Wombat poo has mystified scientists for years. The shy Australian marsupial is unique for being the only animal in the world to produce cubic poo. A team of researchers has finally uncovered exactly how this quiet animal produces its square feces, and the discovery could lead to novel manufacturing techniques.
Poo comes in a variety of shapes, however the cubed dung of wombats is unique in the animal kingdom. Scientists have long wondered how this freakish feces is created. We can say for sure it is not because the animal's have square anuses, but apart from that this has remained quite the odd biological mystery.
"The first thing that drove me to this is that I have never seen anything this weird in biology. That was a mystery," says Patricia Yang, a mechanical engineer from Georgia Institute of Technology, who became fascinated with how this oddly-shaped poop was created. "I didn't even believe it was true at the beginning. I Googled it and saw a lot about cube-shaped wombat poop, but I was skeptical."

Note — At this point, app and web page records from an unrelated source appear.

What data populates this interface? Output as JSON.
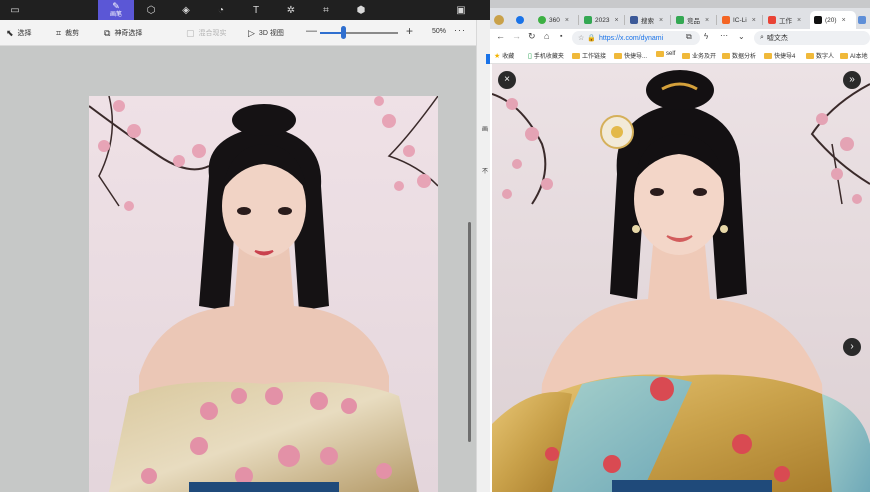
{
  "paint": {
    "active_tool_label": "画笔",
    "top_icons": [
      "file-icon",
      "brush-icon",
      "shapes-icon",
      "cube-icon",
      "sticker-icon",
      "text-icon",
      "effects-icon",
      "crop-icon",
      "3d-library-icon",
      "paste-icon"
    ],
    "toolbar": {
      "select_label": "选择",
      "crop_label": "裁剪",
      "magic_select_label": "神奇选择",
      "mix_label": "混合现实",
      "view3d_label": "3D 视图",
      "zoom_text": "50%",
      "more_label": "···",
      "minus_label": "—",
      "plus_label": "+"
    },
    "zoom_value": 50
  },
  "browser": {
    "tabs": [
      {
        "label": "",
        "color": "#c9a14a"
      },
      {
        "label": "",
        "color": "#1a73e8"
      },
      {
        "label": "360",
        "color": "#3cb043"
      },
      {
        "label": "2023",
        "color": "#34a853"
      },
      {
        "label": "搜索",
        "color": "#3b5998"
      },
      {
        "label": "竞品",
        "color": "#34a853"
      },
      {
        "label": "IC-Li",
        "color": "#f46524"
      },
      {
        "label": "工作",
        "color": "#e94335"
      },
      {
        "label": "(20)",
        "color": "#111111"
      }
    ],
    "close_glyph": "×",
    "new_tab_glyph": "+",
    "url": "https://x.com/dynami",
    "search_text": "嘘文杰",
    "bookmarks": [
      "收藏",
      "手机收藏夹",
      "工作链接",
      "快捷导...",
      "self",
      "业务及开",
      "数据分析",
      "快捷导4",
      "数字人",
      "AI本地"
    ]
  },
  "viewer": {
    "close_glyph": "×",
    "expand_glyph": "»",
    "next_glyph": "›"
  }
}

Yang and colleagues joined forces with an Australian biologist from the University of Tasmania to try and solve this mystery. The researchers obtained two dissected intestinal tracks from wombats that had been euthanized after suffering injuries from motor vehicle accidents.
Wombats have an extraordinarily slow digestive process. It can take anywhere from eight to eighteen days for food to completely pass through its very long digestive system, however the new research revealed that the cubic shape of its dung isn't formed until it reaches the final parts of the intestine. The feces stays in a relatively liquid state until it reaches the final 8 percent of the intestine where it begins to shape into small cubes.
"This shape change was due to the azimuthally varying elastic properties of the intestinal wall," the researchers write in an abstract, recently presented at the Annual Meeting of the APS Division of Fluid Dynamics. "By emptying the intestine and inflating it with a long balloon, we found that the local strain varies from 20 percent at the cube's corners to 75 percent at its edges. Thus, the intestine stretches preferentially at the walls to facilitate cube formation."
Of course it isn't unreasonable to be wondering why these animals evolved such a sophisticated way to produce cubed poo, when no other animal in the world found the need to do the same. Wombats have notoriously bad eyesight, so they communicate using scent markings. The animal's poo frequently acts as territorial markers letting other wombats know who runs a given burrow.
It is hypothesized that because of the importance of poo as a communicative tool, the animal evolved the cube-shaped excretion as a way to efficiently pile up structures of droppings. After all, you couldn't exactly build a large pile out of round droppings as effectively as you could if it were square blocks.
The new research is not just an academic scat investigation either, it may also render quite the pragmatic outcome. Yang suggests that this method could be applied to our current manufacturing processes.
"We currently have only two methods to manufacture cubes: We mold it, or we cut it. Now we have this third method," says Yang. "It would be a cool method to apply to the manufacturing process -- how to make a cube with soft tissue instead of just molding it."
The new research was presented at the 71st Annual Meeting of the APS Division of Fluid Dynamics.